One reason for the miniscule preference for the science stream could be that almost 40,000 of the students who wrote Class 10 board exams in 2018 have “compartments” in either maths, science or English, that is they failed in one or two of these subjects and have to reappear these exams even though they have been admitted to Class 11.

But even students with high marks are not opting for sciences.

Azra, a girl student of Government Senior Secondary School Nehru Garden, scored 93% marks in class 10th this year but she opted for commerce. “I want to become a bank officer, so I need to study commerce, and not science. My teachers also supported my decision,” says said Azra, adding that several of her classmates who scored 70 to 80 per cent marks in 10th opted to join the commerce stream.

Sakshi of Government senior secondary school Kapurthala scored above 90% marks and her first choice was commerce. “I wanted to do B.Com but my teachers were unhappy with my decision and they have asked me to join science stream,” she said.

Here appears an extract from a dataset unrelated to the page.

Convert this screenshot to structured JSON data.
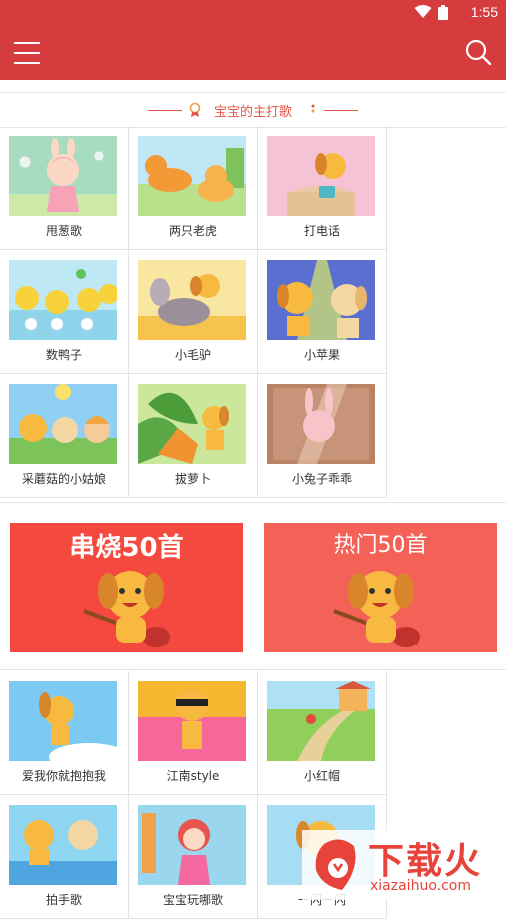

Sakshi has joined science classes, but is unsure about continuing and may go back to commerce.

Rukhsana, another student of Government Senior Secondary School in Jalandhar, had scored above 85 per cent marks in class 10th last year, but she opted for humanities as she wanted to pursue a career in fine arts. “I want to pursue a career in law. Then, why should I go for science,” said Gurpinder Kaur, a students of Meritorious School Talwara.

District Education Officer Jalandahr Satnam Singh said that the fewer admissions to the science stream could be attributed to the shortage of staff for some science subjects. “In our district, we are 15 to 20 per cent short of teachers in different science subjects including physics, chemistry, bio and math,” he said.

But even in the “meritorious” schools of Punjab, specially set up to prepare science and commerce stream students, the maximum vacancies are in physics, chemistry, biology and maths. The posts of 96 teachers are vacant while the sanctioned strength is around 150 for the science subjects.

Punjab Education Minister OP Soni could not be contacted for his comment.

 

sources : The Indian Express